Let’s say your house loses power and suddenly, you need to hunt around for a flashlight or the fuse box. Gradually, the things in the room begin take shape. We call this ”dark adaptation”.
In order for night vision and dark adaptation to be successful, many physiological, neurological and biochemical mechanisms must take place behind the scenes. So how does this work? Every eye contains photoreceptors that can be classified as rod cells and cone cells, on the retina at the back of the eye. Together they form the sensory layer that helps the eye pick up colors and light. These cells are distributed evenly throughout the retina, save for the small area called the fovea, where there are only cone cells. That part is primarily responsible for detailed vision, such as when reading. You may have learned that the cones enable us to perceive color and detail, and rod cells let us see black and white, and are light sensitive and detect movement.
So, if you’re struggling to view something in the dark, like a small star in the night sky, you’ll be better off if you look at the area next to it. It works by utilizing the light-sensitive rod cells.
Another part of the process is pupil dilation. Your pupil grows to it its largest diameter within 60 seconds but dark adaptation continues to improve your eyesight for the next half hour and, as everyone has experienced, during this time, your ability to see will increase greatly.

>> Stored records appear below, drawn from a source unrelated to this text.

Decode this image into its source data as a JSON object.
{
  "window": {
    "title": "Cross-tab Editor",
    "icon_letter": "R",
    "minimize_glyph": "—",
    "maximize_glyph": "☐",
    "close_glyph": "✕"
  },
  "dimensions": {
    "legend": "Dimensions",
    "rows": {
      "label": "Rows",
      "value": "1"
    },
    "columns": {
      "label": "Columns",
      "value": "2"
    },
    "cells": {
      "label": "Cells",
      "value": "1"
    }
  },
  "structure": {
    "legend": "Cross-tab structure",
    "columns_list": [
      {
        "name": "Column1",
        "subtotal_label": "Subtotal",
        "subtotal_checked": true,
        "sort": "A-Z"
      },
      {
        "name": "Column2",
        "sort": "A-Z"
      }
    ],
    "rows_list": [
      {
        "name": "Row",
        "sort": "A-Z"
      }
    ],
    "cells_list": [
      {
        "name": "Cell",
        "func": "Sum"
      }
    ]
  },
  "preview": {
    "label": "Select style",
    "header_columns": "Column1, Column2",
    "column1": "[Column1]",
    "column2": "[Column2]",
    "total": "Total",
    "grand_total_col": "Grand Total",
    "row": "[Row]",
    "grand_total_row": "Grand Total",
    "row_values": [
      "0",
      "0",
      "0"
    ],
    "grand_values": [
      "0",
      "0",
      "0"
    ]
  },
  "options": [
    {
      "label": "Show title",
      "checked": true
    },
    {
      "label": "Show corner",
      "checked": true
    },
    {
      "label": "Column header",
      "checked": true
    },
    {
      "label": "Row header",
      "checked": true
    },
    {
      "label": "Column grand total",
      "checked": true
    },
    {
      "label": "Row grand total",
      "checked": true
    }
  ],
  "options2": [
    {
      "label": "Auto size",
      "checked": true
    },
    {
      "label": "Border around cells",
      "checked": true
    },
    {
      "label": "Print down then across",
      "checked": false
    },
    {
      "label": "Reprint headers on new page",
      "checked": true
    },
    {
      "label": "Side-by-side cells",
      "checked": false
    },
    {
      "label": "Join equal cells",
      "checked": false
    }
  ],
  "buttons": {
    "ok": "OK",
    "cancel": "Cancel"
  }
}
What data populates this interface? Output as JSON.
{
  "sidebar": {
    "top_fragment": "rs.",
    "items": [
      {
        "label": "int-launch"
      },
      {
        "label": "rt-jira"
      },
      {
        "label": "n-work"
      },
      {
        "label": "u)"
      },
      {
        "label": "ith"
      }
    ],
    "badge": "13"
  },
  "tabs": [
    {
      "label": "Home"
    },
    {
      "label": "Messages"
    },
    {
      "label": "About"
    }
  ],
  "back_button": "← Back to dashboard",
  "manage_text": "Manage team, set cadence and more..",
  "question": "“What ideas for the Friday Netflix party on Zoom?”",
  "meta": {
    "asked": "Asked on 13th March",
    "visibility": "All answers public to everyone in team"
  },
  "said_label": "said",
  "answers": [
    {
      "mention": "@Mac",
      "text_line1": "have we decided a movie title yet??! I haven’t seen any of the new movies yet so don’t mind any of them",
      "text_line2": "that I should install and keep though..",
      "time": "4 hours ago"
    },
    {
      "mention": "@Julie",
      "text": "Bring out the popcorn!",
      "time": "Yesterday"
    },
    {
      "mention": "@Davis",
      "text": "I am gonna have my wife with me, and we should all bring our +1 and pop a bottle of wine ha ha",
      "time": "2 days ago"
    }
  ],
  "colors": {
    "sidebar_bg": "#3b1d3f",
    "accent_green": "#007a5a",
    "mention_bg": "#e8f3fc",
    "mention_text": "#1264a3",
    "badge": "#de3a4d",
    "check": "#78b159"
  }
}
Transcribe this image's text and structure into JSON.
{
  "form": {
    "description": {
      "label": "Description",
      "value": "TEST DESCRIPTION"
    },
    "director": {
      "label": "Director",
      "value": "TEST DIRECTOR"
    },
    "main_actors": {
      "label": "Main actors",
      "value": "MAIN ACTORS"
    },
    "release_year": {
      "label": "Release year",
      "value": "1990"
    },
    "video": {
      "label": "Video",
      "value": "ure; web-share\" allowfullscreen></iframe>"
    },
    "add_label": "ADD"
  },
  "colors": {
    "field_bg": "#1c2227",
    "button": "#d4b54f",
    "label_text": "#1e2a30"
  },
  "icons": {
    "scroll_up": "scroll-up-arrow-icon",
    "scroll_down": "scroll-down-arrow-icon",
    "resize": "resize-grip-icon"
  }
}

Here’s an example of dark adaptation: when you first enter a darkened theatre from a well-lit area and have trouble finding somewhere to sit. But after a couple of minutes, you get used to the dark and before you know it, you can see. This same thing occurs when you’re looking at the stars in the sky. Initially, you won’t see many. If you keep looking, your eyes will dark adapt and millions of stars will become easier to see. It takes a few noticeable moments for your eyes to get used to regular indoor light. If you walk back out into the brightness, those changes will vanish in a flash.
This is actually why so many people have difficulty driving their cars at night. If you look at the ”brights” of opposing traffic, you are briefly unable to see, until you pass them and you readjust to the night light. A helpful way to avoid this is to avoid looking directly at the car’s lights, and instead, use peripheral vision in those situations.
If you’re finding it challenging to see when it’s dark, schedule an appointment with our doctors who will be able to look into why this is happening, and eliminate other reasons for decreased vision, such as macular degeneration or cataracts.